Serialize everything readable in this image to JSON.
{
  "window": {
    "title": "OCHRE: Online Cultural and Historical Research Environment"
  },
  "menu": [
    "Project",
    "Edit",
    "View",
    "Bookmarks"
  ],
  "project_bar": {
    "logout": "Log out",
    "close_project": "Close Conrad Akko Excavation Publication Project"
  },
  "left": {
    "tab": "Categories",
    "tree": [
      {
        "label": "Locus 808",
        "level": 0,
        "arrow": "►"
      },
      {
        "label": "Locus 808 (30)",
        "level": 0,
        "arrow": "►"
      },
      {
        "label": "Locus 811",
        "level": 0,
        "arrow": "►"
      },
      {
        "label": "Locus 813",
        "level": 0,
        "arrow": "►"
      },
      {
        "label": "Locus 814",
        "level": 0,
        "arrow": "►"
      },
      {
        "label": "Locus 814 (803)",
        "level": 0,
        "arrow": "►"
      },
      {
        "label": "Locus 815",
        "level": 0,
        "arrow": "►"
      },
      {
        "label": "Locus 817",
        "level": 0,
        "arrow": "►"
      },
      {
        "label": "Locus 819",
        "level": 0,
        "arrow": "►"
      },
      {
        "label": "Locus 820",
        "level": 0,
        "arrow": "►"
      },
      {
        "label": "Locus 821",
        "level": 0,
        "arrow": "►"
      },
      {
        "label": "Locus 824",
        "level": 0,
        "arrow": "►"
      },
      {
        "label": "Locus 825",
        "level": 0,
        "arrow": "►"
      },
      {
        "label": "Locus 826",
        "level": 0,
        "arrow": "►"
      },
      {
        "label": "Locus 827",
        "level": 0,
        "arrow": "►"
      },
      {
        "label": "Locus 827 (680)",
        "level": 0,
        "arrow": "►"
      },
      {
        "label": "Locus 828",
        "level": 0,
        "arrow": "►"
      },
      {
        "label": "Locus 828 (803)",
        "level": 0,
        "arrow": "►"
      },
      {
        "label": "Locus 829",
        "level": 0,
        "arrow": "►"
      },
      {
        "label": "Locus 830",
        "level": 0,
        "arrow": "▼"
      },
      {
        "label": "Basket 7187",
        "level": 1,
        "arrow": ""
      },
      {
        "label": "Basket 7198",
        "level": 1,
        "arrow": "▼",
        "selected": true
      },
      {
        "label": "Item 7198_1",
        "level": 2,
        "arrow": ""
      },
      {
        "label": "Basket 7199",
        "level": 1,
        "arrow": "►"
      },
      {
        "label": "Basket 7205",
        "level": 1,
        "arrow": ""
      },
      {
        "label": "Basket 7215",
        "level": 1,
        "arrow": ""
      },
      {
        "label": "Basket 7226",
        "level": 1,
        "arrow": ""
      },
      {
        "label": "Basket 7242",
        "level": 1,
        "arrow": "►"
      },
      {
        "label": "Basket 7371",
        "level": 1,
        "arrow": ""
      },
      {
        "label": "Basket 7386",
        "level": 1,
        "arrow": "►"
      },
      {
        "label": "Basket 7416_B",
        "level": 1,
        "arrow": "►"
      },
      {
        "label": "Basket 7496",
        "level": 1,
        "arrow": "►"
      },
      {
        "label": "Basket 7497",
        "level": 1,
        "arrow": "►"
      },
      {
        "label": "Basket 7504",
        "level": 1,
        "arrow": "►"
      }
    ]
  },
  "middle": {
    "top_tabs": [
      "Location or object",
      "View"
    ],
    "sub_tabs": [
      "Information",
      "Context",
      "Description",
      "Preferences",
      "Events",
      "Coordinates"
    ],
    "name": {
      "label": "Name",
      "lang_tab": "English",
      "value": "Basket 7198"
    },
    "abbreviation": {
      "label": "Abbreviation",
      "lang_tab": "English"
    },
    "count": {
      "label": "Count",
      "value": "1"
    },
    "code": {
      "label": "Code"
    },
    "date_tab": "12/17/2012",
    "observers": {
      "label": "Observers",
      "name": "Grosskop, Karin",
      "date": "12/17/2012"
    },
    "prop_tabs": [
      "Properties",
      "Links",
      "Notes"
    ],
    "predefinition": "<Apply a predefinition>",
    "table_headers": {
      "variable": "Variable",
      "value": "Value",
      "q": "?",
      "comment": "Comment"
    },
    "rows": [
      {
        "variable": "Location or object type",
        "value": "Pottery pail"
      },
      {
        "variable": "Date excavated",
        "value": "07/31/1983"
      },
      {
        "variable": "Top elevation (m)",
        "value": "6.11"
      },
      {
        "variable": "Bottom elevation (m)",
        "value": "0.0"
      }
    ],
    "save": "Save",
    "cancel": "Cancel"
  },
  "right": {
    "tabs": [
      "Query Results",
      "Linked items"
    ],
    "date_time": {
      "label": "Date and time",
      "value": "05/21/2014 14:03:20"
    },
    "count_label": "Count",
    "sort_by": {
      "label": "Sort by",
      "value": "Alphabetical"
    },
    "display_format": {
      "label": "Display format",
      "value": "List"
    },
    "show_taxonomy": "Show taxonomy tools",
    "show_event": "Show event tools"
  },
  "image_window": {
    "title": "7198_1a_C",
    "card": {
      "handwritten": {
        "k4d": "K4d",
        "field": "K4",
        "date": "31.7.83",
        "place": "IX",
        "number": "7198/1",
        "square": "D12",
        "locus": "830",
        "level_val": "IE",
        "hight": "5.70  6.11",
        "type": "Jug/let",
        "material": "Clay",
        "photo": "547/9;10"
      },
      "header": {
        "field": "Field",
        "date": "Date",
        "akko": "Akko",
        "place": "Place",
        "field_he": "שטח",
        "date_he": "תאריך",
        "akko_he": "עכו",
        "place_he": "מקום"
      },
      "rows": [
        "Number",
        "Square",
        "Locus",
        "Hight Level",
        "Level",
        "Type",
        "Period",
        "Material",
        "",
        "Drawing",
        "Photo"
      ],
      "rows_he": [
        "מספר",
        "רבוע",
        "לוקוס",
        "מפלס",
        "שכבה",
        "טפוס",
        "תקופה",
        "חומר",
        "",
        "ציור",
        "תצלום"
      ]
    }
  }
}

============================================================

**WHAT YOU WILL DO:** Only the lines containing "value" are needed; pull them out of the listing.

**ANSWER:**
      "value": "Basket 7198"
      "value": "1"
      "value": "Value",
        "value": "Pottery pail"
        "value": "07/31/1983"
        "value": "6.11"
        "value": "0.0"
      "value": "05/21/2014 14:03:20"
      "value": "Alphabetical"
      "value": "List"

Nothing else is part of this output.